To the casual eye, it looks like another cabinet full of flashing lights of the sort used by Internet carriers the world over, but to Cisco the CRS-3 (carrier routing system 3) is a pile of statistics. Capable of shifting up to 322Tbps, it has triple the capacity of its predecessor, the CRS-1, and is contentiously said to have 'twelve times' the capacity of its nearest competing system.
[ Check out the InfoWorld's interview where Cisco CEO John Chambers reveals "How I'll make Cisco into IT's biggest player." | Keep up on the latest networking news with our Technology: Networking newsletter. ]
Powered by Cisco's packet-shifting QuantumFlow Array processor, Cisco sees it as the first step on the road to the forthcoming 'zettabyte era' (four orders of magnitude up from today's gigabit/gigabyte world), which enables "the entire printed collection of the Library of Congress to be downloaded in just over one second; every man, woman and child in China to make a video call, simultaneously; and every motion picture ever created to be streamed in less than four minutes," read the official release.

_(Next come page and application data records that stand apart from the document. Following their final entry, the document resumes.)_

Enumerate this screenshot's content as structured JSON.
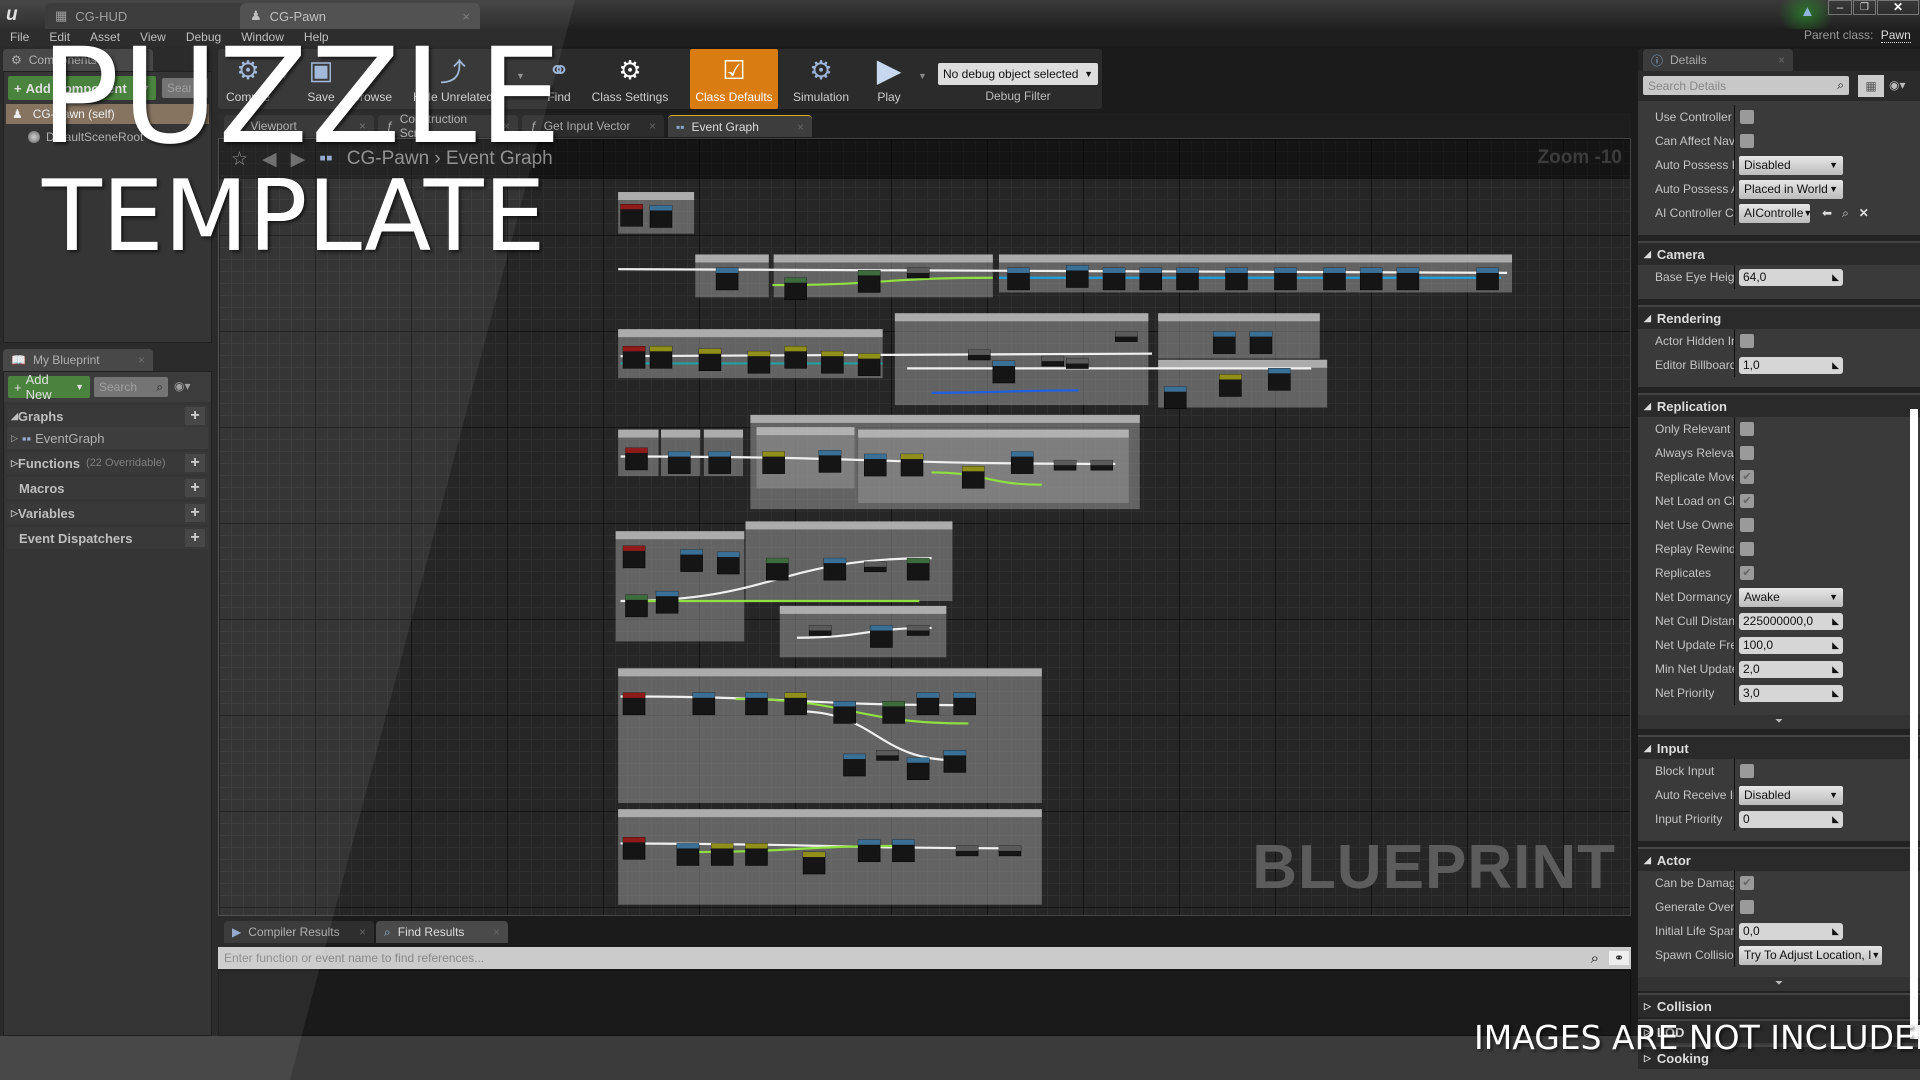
{
  "window": {
    "tabs": [
      {
        "label": "CG-HUD",
        "active": false
      },
      {
        "label": "CG-Pawn",
        "active": true
      }
    ],
    "parent_class_label": "Parent class:",
    "parent_class_value": "Pawn"
  },
  "menu": [
    "File",
    "Edit",
    "Asset",
    "View",
    "Debug",
    "Window",
    "Help"
  ],
  "components": {
    "tab": "Components",
    "add_button": "Add Component",
    "search_placeholder": "Search",
    "tree": [
      "CG-Pawn (self)",
      "DefaultSceneRoot"
    ]
  },
  "toolbar": {
    "buttons": [
      "Compile",
      "Save",
      "Browse",
      "Hide Unrelated",
      "Find",
      "Class Settings",
      "Class Defaults",
      "Simulation",
      "Play"
    ],
    "active": "Class Defaults",
    "debug_object": "No debug object selected",
    "debug_filter_label": "Debug Filter"
  },
  "graph_tabs": [
    "Viewport",
    "Construction Scrip",
    "Get Input Vector",
    "Event Graph"
  ],
  "graph": {
    "breadcrumb": [
      "CG-Pawn",
      "Event Graph"
    ],
    "zoom": "Zoom -10",
    "watermark": "BLUEPRINT"
  },
  "my_blueprint": {
    "tab": "My Blueprint",
    "add_button": "Add New",
    "search_placeholder": "Search",
    "sections": [
      {
        "label": "Graphs",
        "expanded": true,
        "items": [
          "EventGraph"
        ]
      },
      {
        "label": "Functions",
        "note": "(22 Overridable)"
      },
      {
        "label": "Macros"
      },
      {
        "label": "Variables"
      },
      {
        "label": "Event Dispatchers"
      }
    ]
  },
  "bottom": {
    "tabs": [
      "Compiler Results",
      "Find Results"
    ],
    "search_placeholder": "Enter function or event name to find references..."
  },
  "details": {
    "tab": "Details",
    "search_placeholder": "Search Details",
    "sections": [
      {
        "title": "",
        "rows": [
          {
            "label": "Use Controller I",
            "type": "checkbox",
            "checked": false
          },
          {
            "label": "Can Affect Nav",
            "type": "checkbox",
            "checked": false
          },
          {
            "label": "Auto Possess P",
            "type": "dropdown",
            "value": "Disabled"
          },
          {
            "label": "Auto Possess A",
            "type": "dropdown",
            "value": "Placed in World"
          },
          {
            "label": "AI Controller Cl",
            "type": "class",
            "value": "AIControlle"
          }
        ]
      },
      {
        "title": "Camera",
        "rows": [
          {
            "label": "Base Eye Heigh",
            "type": "number",
            "value": "64,0"
          }
        ]
      },
      {
        "title": "Rendering",
        "rows": [
          {
            "label": "Actor Hidden In",
            "type": "checkbox",
            "checked": false
          },
          {
            "label": "Editor Billboard",
            "type": "number",
            "value": "1,0"
          }
        ]
      },
      {
        "title": "Replication",
        "expander": true,
        "rows": [
          {
            "label": "Only Relevant t",
            "type": "checkbox",
            "checked": false
          },
          {
            "label": "Always Relevar",
            "type": "checkbox",
            "checked": false
          },
          {
            "label": "Replicate Move",
            "type": "checkbox",
            "checked": true
          },
          {
            "label": "Net Load on Cli",
            "type": "checkbox",
            "checked": true
          },
          {
            "label": "Net Use Owner",
            "type": "checkbox",
            "checked": false
          },
          {
            "label": "Replay Rewinda",
            "type": "checkbox",
            "checked": false
          },
          {
            "label": "Replicates",
            "type": "checkbox",
            "checked": true
          },
          {
            "label": "Net Dormancy",
            "type": "dropdown",
            "value": "Awake"
          },
          {
            "label": "Net Cull Distan",
            "type": "number",
            "value": "225000000,0"
          },
          {
            "label": "Net Update Fre",
            "type": "number",
            "value": "100,0"
          },
          {
            "label": "Min Net Update",
            "type": "number",
            "value": "2,0"
          },
          {
            "label": "Net Priority",
            "type": "number",
            "value": "3,0"
          }
        ]
      },
      {
        "title": "Input",
        "rows": [
          {
            "label": "Block Input",
            "type": "checkbox",
            "checked": false
          },
          {
            "label": "Auto Receive Ir",
            "type": "dropdown",
            "value": "Disabled"
          },
          {
            "label": "Input Priority",
            "type": "number",
            "value": "0"
          }
        ]
      },
      {
        "title": "Actor",
        "expander": true,
        "rows": [
          {
            "label": "Can be Damage",
            "type": "checkbox",
            "checked": true
          },
          {
            "label": "Generate Overl",
            "type": "checkbox",
            "checked": false
          },
          {
            "label": "Initial Life Spar",
            "type": "number",
            "value": "0,0"
          },
          {
            "label": "Spawn Collisior",
            "type": "dropdown-wide",
            "value": "Try To Adjust Location, I"
          }
        ]
      },
      {
        "title": "Collision",
        "collapsed": true,
        "rows": []
      },
      {
        "title": "LOD",
        "collapsed": true,
        "rows": []
      },
      {
        "title": "Cooking",
        "collapsed": true,
        "rows": []
      }
    ]
  },
  "overlay": {
    "line1": "PUZZLE",
    "line2": "TEMPLATE",
    "footer": "IMAGES ARE NOT INCLUDED"
  },
  "colors": {
    "accent": "#d97c12",
    "green_button": "#3d7a2f",
    "self_row": "#7d6a55"
  }
}
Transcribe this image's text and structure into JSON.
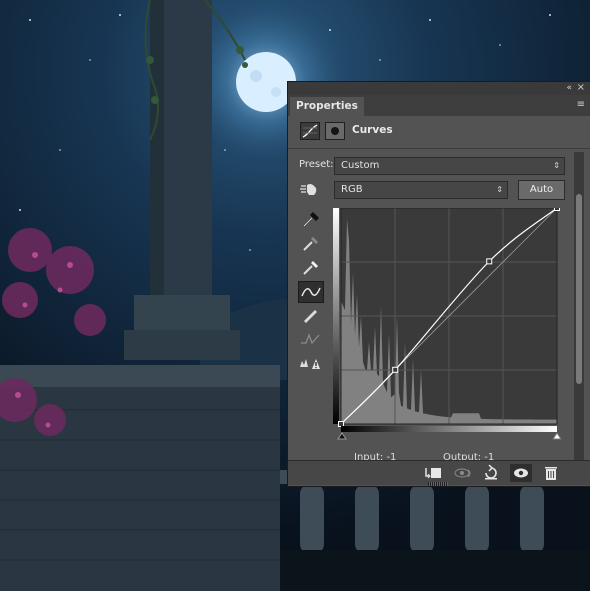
{
  "panel": {
    "tab_label": "Properties",
    "header_title": "Curves",
    "preset_label": "Preset:",
    "preset_value": "Custom",
    "channel_value": "RGB",
    "auto_label": "Auto",
    "input_label": "Input: -1",
    "output_label": "Output: -1"
  },
  "colors": {
    "panel_bg": "#535353",
    "graph_bg": "#3a3a3a",
    "histogram": "#8a8a8a",
    "curve": "#ffffff"
  },
  "icons": {
    "collapse": "«",
    "close": "×",
    "panel_menu": "≡",
    "select_arrow": "⇕"
  },
  "curve_points": [
    [
      0,
      0
    ],
    [
      64,
      64
    ],
    [
      175,
      192
    ],
    [
      255,
      255
    ]
  ]
}
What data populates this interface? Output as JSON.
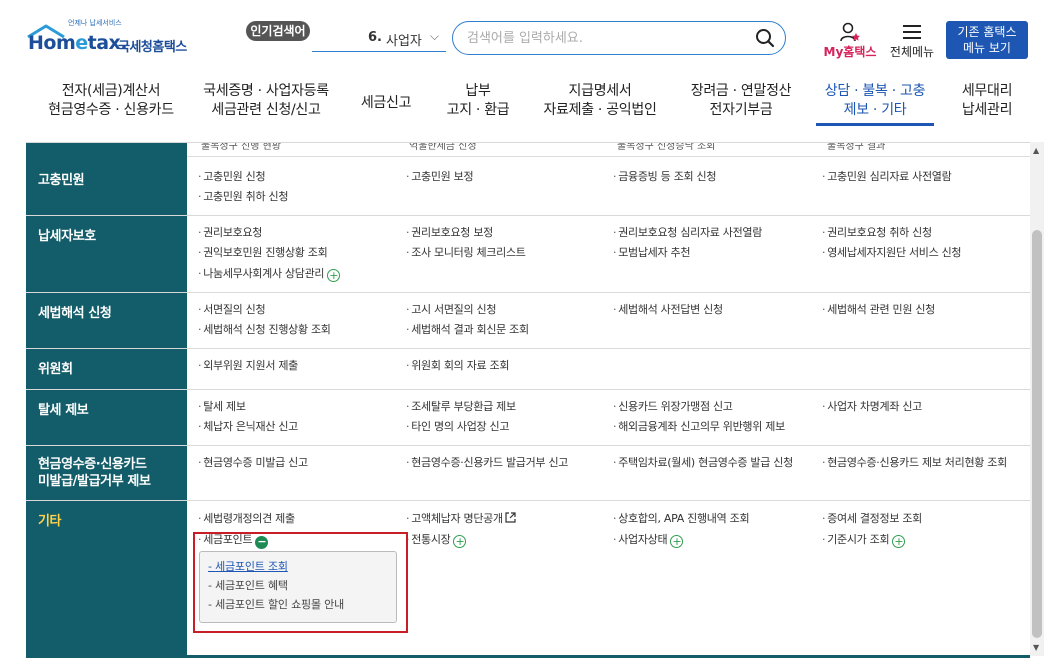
{
  "header": {
    "logo_tag": "언제나 납세서비스",
    "brand_prefix": "Hom",
    "brand_e": "e",
    "brand_suffix": "tax.",
    "brand_sub": "국세청홈택스",
    "popular_label": "인기검색어",
    "popular_rank": "6.",
    "popular_keyword": "사업자",
    "search_placeholder": "검색어를 입력하세요.",
    "my_label": "My홈택스",
    "allmenu_label": "전체메뉴",
    "oldhome_line1": "기존 홈택스",
    "oldhome_line2": "메뉴 보기"
  },
  "nav": [
    {
      "l1": "전자(세금)계산서",
      "l2": "현금영수증 · 신용카드"
    },
    {
      "l1": "국세증명 · 사업자등록",
      "l2": "세금관련 신청/신고"
    },
    {
      "l1": "세금신고",
      "l2": ""
    },
    {
      "l1": "납부",
      "l2": "고지 · 환급"
    },
    {
      "l1": "지급명세서",
      "l2": "자료제출 · 공익법인"
    },
    {
      "l1": "장려금 · 연말정산",
      "l2": "전자기부금"
    },
    {
      "l1": "상담 · 불복 · 고충",
      "l2": "제보 · 기타"
    },
    {
      "l1": "세무대리",
      "l2": "납세관리"
    }
  ],
  "cut_row": [
    "불복청구 진행 현황",
    "억울한세금 신청",
    "불복청구 신청승낙 조회",
    "불복청구 결과"
  ],
  "categories": [
    {
      "title": "고충민원",
      "links": [
        "고충민원 신청",
        "고충민원 보정",
        "금융증빙 등 조회 신청",
        "고충민원 심리자료 사전열람",
        "고충민원 취하 신청"
      ]
    },
    {
      "title": "납세자보호",
      "links": [
        "권리보호요청",
        "권리보호요청 보정",
        "권리보호요청 심리자료 사전열람",
        "권리보호요청 취하 신청",
        "권익보호민원 진행상황 조회",
        "조사 모니터링 체크리스트",
        "모범납세자 추천",
        "영세납세자지원단 서비스 신청",
        "나눔세무사회계사 상담관리"
      ]
    },
    {
      "title": "세법해석 신청",
      "links": [
        "서면질의 신청",
        "고시 서면질의 신청",
        "세법해석 사전답변 신청",
        "세법해석 관련 민원 신청",
        "세법해석 신청 진행상황 조회",
        "세법해석 결과 회신문 조회"
      ]
    },
    {
      "title": "위원회",
      "links": [
        "외부위원 지원서 제출",
        "위원회 회의 자료 조회"
      ]
    },
    {
      "title": "탈세 제보",
      "links": [
        "탈세 제보",
        "조세탈루 부당환급 제보",
        "신용카드 위장가맹점 신고",
        "사업자 차명계좌 신고",
        "체납자 은닉재산 신고",
        "타인 명의 사업장 신고",
        "해외금융계좌 신고의무 위반행위 제보"
      ]
    },
    {
      "title1": "현금영수증·신용카드",
      "title2": "미발급/발급거부 제보",
      "links": [
        "현금영수증 미발급 신고",
        "현금영수증·신용카드 발급거부 신고",
        "주택임차료(월세) 현금영수증 발급 신청",
        "현금영수증·신용카드 제보 처리현황 조회"
      ]
    },
    {
      "title": "기타",
      "links": [
        "세법령개정의견 제출",
        "고액체납자 명단공개",
        "상호합의, APA 진행내역 조회",
        "증여세 결정정보 조회",
        "세금포인트",
        "전통시장",
        "사업자상태",
        "기준시가 조회"
      ]
    }
  ],
  "submenu": [
    "세금포인트 조회",
    "세금포인트 혜택",
    "세금포인트 할인 쇼핑몰 안내"
  ],
  "colors": {
    "accent": "#1d56b3",
    "sidebar": "#135c69",
    "highlight_box": "#c81e28",
    "sidebar_active": "#ffd24a"
  }
}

Why Cisco is choosing to tell the world about a chunk of Internet infrastructure most people are barely even aware exists is an interesting question in itself. It has more direct competition than it did during the infrastructure boom of the 1990s - the one that took the backbone architecture from megabits per second to gigabits per second and now on towards terabits per second - from companies such as Juniper, Alcatel-Lucent, and Huawei.
According to a recent Dell O'ro Group, during 2009 it lost market share in a number of market sectors, and its share of the core routing market into which the CRS-3 is pitched showed modest declines. Mostly this is driven by price. Cisco is still seen as the expensive option in some quarters.
But even in world of tough competition, the need for ever higher capacities remains, driven overwhelmingly by latency-sensitive applications such as video, which have started eating into the Internet's core capacity.
Cisco said the CRS-3 has been in field trials with AT&T for some time, including the showcase 100 Gigabit per second fibre network between New Orleans and Miami.
"We are entering the next stage of global communication and entertainment services and applications, which requires a new set of advanced Internet networking technologies," said AT&T Labs' CEO, Keith Cambron. "AT&T's network handled 40 percent more traffic in 2009 than it did in the previous year, and we continue to see this growth in 2010."
The starting price for the CRS-3 is $90,000 (£60,000).
This story, "Cisco shows off Internet super-router" was originally published by Techworld.com .